As we like to arrange in several other places in the region, including Inle Lake in Myanmar, Luang Prabang in Laos, and in Hue and Mai Chau on the Vietnamese central coast, there's remote access and adventure afforded loading bikes onto small boats and heading up or down stream.
The best area for cycling in Vietnam. For over 20 years we have been coming here with our cycling trips (www.veloasia.com), for a day or even longer, with cycling trips for casual bikers, or longer tours touring cyclists riding around this picturesque region of Vietnam or all the way to Luang Prabang .
Within the Mai Chau Valley, quiet foothpaths with no automobile traffic meander through local villages and farms, over the river, nestled between towering karst peaks offering idylic pedaling. We can also cycle through nearby Pu Luong National Park, admiring the terraced rice fields and jungle setting. For those less wanting to ride longer with assistance, we can arrange imported Giant e-bikes as an option.
Newer lodges are rustic, but elegant, clean and comfortable with traditional wooden architecture. Many of Mai Chau valleys attractions are close by, a White Thai village only several hundred yards away and from here we can plan several biking routes. There is a large lounge and restaurant. A pool offers a refreshing place for a dip and to relax post-hike. There are a limited number of spacious rooms that do not face the roadway, and these book early in the season. Lodges do have Wifi.
We arrange, seasonally, with one family to share their home on a private basis (no other travelers will be in the home) and have brought our own bedding and other conveniences from Hanoi to make the stay a comfortable one with a simple fold-up mattress and mosquito net.
The long house family arranges for food to be served, local style, on the floor. Staying in a long house gives you an opportunity to see how the locals live, although slightly commercialized — with a a stock of items for sale to tourists passing through the area. For less adventurous accommodation, the comfortable Mai Chau Lodge has opened with fabulous views over the valley.

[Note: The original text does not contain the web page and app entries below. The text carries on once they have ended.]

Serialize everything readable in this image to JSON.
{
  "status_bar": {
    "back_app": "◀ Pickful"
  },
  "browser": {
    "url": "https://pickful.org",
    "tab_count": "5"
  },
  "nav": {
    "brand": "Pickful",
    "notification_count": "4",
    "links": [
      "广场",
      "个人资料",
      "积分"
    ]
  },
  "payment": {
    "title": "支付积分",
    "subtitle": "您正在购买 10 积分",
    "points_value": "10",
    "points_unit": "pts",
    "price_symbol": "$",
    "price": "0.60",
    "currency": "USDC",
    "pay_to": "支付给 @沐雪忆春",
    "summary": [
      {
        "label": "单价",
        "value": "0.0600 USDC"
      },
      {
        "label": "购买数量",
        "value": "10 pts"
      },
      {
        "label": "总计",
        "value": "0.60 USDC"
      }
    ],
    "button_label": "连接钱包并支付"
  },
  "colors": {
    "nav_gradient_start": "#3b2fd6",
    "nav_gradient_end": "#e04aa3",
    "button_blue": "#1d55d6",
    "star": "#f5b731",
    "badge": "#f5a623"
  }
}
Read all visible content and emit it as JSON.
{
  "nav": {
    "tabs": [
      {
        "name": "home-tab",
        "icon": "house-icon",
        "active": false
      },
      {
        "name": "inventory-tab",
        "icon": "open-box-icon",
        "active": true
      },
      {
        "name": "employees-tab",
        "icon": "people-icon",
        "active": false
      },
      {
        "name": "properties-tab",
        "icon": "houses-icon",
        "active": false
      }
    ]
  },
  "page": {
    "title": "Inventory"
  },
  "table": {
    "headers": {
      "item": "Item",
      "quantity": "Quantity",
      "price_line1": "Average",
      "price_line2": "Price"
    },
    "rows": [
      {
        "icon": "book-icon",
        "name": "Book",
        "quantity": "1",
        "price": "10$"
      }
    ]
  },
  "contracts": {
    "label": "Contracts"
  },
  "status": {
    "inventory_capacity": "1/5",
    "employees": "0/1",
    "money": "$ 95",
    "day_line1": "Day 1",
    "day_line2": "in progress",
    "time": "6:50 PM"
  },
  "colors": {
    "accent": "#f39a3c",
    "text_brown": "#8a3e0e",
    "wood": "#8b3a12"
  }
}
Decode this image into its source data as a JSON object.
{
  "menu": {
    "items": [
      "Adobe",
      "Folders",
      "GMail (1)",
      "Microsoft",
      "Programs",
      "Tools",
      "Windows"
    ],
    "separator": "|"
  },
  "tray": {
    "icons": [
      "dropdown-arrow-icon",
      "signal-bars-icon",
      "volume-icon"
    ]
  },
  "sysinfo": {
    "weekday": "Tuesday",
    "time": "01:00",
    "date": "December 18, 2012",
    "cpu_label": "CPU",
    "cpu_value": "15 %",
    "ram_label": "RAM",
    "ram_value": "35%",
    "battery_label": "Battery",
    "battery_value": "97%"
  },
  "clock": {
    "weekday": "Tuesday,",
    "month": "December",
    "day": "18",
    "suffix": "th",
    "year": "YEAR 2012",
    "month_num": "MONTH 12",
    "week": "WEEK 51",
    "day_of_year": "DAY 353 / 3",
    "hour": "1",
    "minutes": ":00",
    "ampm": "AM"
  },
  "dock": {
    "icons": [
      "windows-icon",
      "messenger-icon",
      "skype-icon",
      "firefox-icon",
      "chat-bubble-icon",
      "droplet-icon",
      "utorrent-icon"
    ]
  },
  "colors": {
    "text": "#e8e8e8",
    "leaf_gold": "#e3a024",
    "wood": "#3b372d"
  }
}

Late October and early November is harvest season, when the terraced fields are golden yellow with pleasant weather. Mai Chau can be cool and cloudy, much like Halong Bay, from late December until the beginning of March dipping into the low 60s or 17 Celsius (though Sapa can be at or below freezing during these months), and it if sunshine is paramount on your trip, we recommend heading south to Mai Chau on the central coast. For sunshine, Mai Chau is best to visit from March through June and even warmer July. September can be rainy, although not everyday.